- _MATERIAL FOR THE TASK_
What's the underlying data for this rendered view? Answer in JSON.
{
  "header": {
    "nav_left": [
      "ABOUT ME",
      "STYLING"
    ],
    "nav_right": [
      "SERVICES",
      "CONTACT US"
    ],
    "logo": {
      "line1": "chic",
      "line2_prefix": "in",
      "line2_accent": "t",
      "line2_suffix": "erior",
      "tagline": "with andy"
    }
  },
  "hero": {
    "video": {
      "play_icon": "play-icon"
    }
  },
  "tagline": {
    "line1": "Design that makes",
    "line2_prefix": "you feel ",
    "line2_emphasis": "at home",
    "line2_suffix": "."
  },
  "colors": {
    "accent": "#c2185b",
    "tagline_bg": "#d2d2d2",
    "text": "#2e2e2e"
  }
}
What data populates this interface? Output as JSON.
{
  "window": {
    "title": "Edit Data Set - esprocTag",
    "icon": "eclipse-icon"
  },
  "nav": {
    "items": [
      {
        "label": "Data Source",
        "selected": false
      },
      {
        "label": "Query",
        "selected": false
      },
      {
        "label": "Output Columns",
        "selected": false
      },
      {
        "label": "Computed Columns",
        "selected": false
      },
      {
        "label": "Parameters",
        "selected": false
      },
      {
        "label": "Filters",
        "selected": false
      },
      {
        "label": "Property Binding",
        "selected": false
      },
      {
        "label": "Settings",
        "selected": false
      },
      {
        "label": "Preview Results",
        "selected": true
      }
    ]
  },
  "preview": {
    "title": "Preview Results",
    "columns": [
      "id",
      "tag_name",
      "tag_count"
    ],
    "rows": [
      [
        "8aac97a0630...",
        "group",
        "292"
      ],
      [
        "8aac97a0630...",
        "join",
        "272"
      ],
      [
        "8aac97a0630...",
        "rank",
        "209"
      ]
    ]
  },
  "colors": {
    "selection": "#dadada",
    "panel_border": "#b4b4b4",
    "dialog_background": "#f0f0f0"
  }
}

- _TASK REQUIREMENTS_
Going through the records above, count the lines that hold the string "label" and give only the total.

- _RESPONSE TO THE EXERCISE_
9